A larger aperture (lower f/stop number) lets more light into your camera sensor producing brighter images with a shallower depth of field – ideal for portrait photography where you want your subject to stand out against an out-of-focus background.
Yes, using excessively large apertures could introduce lens diffraction – an optical effect that reduces sharpness and detail in your photos.
There isn’t one “correct” setting as it depends on what you’re trying to achieve with your photo. Experimenting with different settings in various light conditions will help you understand what works best for your style of photography.
Mastering aperture gives you more control over your images, allowing you to manipulate depth-of-field and the amount of light in your photos. This can result in more creative and professional-looking images.
While it’s not mandatory, adjusting the aperture according to the lighting conditions and desired depth of field can significantly enhance image quality.

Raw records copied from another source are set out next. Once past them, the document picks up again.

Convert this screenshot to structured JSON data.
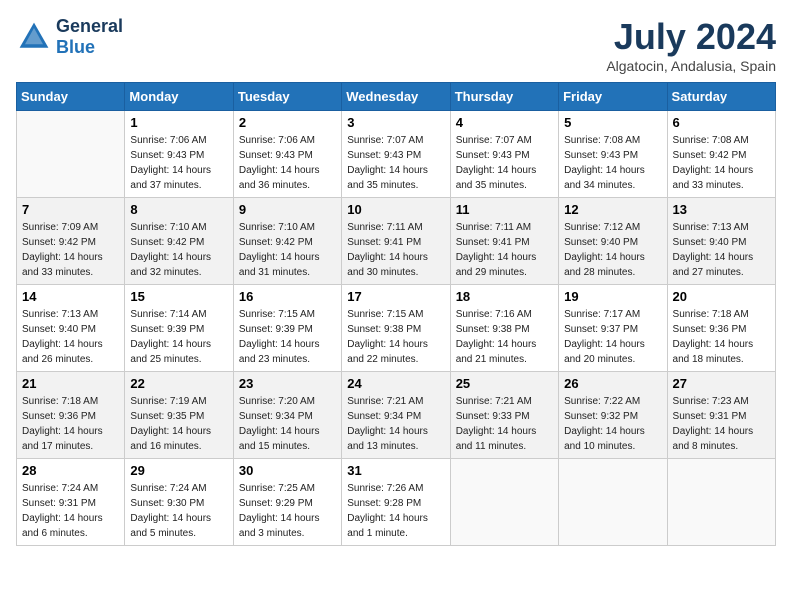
{
  "header": {
    "logo_line1": "General",
    "logo_line2": "Blue",
    "month_title": "July 2024",
    "location": "Algatocin, Andalusia, Spain"
  },
  "days_of_week": [
    "Sunday",
    "Monday",
    "Tuesday",
    "Wednesday",
    "Thursday",
    "Friday",
    "Saturday"
  ],
  "weeks": [
    [
      {
        "num": "",
        "info": ""
      },
      {
        "num": "1",
        "info": "Sunrise: 7:06 AM\nSunset: 9:43 PM\nDaylight: 14 hours\nand 37 minutes."
      },
      {
        "num": "2",
        "info": "Sunrise: 7:06 AM\nSunset: 9:43 PM\nDaylight: 14 hours\nand 36 minutes."
      },
      {
        "num": "3",
        "info": "Sunrise: 7:07 AM\nSunset: 9:43 PM\nDaylight: 14 hours\nand 35 minutes."
      },
      {
        "num": "4",
        "info": "Sunrise: 7:07 AM\nSunset: 9:43 PM\nDaylight: 14 hours\nand 35 minutes."
      },
      {
        "num": "5",
        "info": "Sunrise: 7:08 AM\nSunset: 9:43 PM\nDaylight: 14 hours\nand 34 minutes."
      },
      {
        "num": "6",
        "info": "Sunrise: 7:08 AM\nSunset: 9:42 PM\nDaylight: 14 hours\nand 33 minutes."
      }
    ],
    [
      {
        "num": "7",
        "info": "Sunrise: 7:09 AM\nSunset: 9:42 PM\nDaylight: 14 hours\nand 33 minutes."
      },
      {
        "num": "8",
        "info": "Sunrise: 7:10 AM\nSunset: 9:42 PM\nDaylight: 14 hours\nand 32 minutes."
      },
      {
        "num": "9",
        "info": "Sunrise: 7:10 AM\nSunset: 9:42 PM\nDaylight: 14 hours\nand 31 minutes."
      },
      {
        "num": "10",
        "info": "Sunrise: 7:11 AM\nSunset: 9:41 PM\nDaylight: 14 hours\nand 30 minutes."
      },
      {
        "num": "11",
        "info": "Sunrise: 7:11 AM\nSunset: 9:41 PM\nDaylight: 14 hours\nand 29 minutes."
      },
      {
        "num": "12",
        "info": "Sunrise: 7:12 AM\nSunset: 9:40 PM\nDaylight: 14 hours\nand 28 minutes."
      },
      {
        "num": "13",
        "info": "Sunrise: 7:13 AM\nSunset: 9:40 PM\nDaylight: 14 hours\nand 27 minutes."
      }
    ],
    [
      {
        "num": "14",
        "info": "Sunrise: 7:13 AM\nSunset: 9:40 PM\nDaylight: 14 hours\nand 26 minutes."
      },
      {
        "num": "15",
        "info": "Sunrise: 7:14 AM\nSunset: 9:39 PM\nDaylight: 14 hours\nand 25 minutes."
      },
      {
        "num": "16",
        "info": "Sunrise: 7:15 AM\nSunset: 9:39 PM\nDaylight: 14 hours\nand 23 minutes."
      },
      {
        "num": "17",
        "info": "Sunrise: 7:15 AM\nSunset: 9:38 PM\nDaylight: 14 hours\nand 22 minutes."
      },
      {
        "num": "18",
        "info": "Sunrise: 7:16 AM\nSunset: 9:38 PM\nDaylight: 14 hours\nand 21 minutes."
      },
      {
        "num": "19",
        "info": "Sunrise: 7:17 AM\nSunset: 9:37 PM\nDaylight: 14 hours\nand 20 minutes."
      },
      {
        "num": "20",
        "info": "Sunrise: 7:18 AM\nSunset: 9:36 PM\nDaylight: 14 hours\nand 18 minutes."
      }
    ],
    [
      {
        "num": "21",
        "info": "Sunrise: 7:18 AM\nSunset: 9:36 PM\nDaylight: 14 hours\nand 17 minutes."
      },
      {
        "num": "22",
        "info": "Sunrise: 7:19 AM\nSunset: 9:35 PM\nDaylight: 14 hours\nand 16 minutes."
      },
      {
        "num": "23",
        "info": "Sunrise: 7:20 AM\nSunset: 9:34 PM\nDaylight: 14 hours\nand 15 minutes."
      },
      {
        "num": "24",
        "info": "Sunrise: 7:21 AM\nSunset: 9:34 PM\nDaylight: 14 hours\nand 13 minutes."
      },
      {
        "num": "25",
        "info": "Sunrise: 7:21 AM\nSunset: 9:33 PM\nDaylight: 14 hours\nand 11 minutes."
      },
      {
        "num": "26",
        "info": "Sunrise: 7:22 AM\nSunset: 9:32 PM\nDaylight: 14 hours\nand 10 minutes."
      },
      {
        "num": "27",
        "info": "Sunrise: 7:23 AM\nSunset: 9:31 PM\nDaylight: 14 hours\nand 8 minutes."
      }
    ],
    [
      {
        "num": "28",
        "info": "Sunrise: 7:24 AM\nSunset: 9:31 PM\nDaylight: 14 hours\nand 6 minutes."
      },
      {
        "num": "29",
        "info": "Sunrise: 7:24 AM\nSunset: 9:30 PM\nDaylight: 14 hours\nand 5 minutes."
      },
      {
        "num": "30",
        "info": "Sunrise: 7:25 AM\nSunset: 9:29 PM\nDaylight: 14 hours\nand 3 minutes."
      },
      {
        "num": "31",
        "info": "Sunrise: 7:26 AM\nSunset: 9:28 PM\nDaylight: 14 hours\nand 1 minute."
      },
      {
        "num": "",
        "info": ""
      },
      {
        "num": "",
        "info": ""
      },
      {
        "num": "",
        "info": ""
      }
    ]
  ]
}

I’m a professional travel photographer, and I’ve been living the digital nomad lifestyle since 2016. I make money by working on client assignments, selling stock photography and helping other photographers by sharing my experiences on this website. I move around at my own pace (I hate fast-paced travel) and like to spend a few months getting to know each place I base myself in.
My writing and photos have been featured on industry leading websites such as Digital Photography School, Atlas Obscura and the world’s leading underwater photography resource The Underwater Photography Guide. I authored an eBook called “Breaking Into Travel Photography: The complete guide to carving out a career in travel photography” that has been published on Amazon. My stock images have also appeared in ads promoting destinations and companies that sometimes has been a surprise, even to me. But I guess that’s the nature of stock photography, you never know who will license them!
I’m always happy to connect, so feel free to reach out!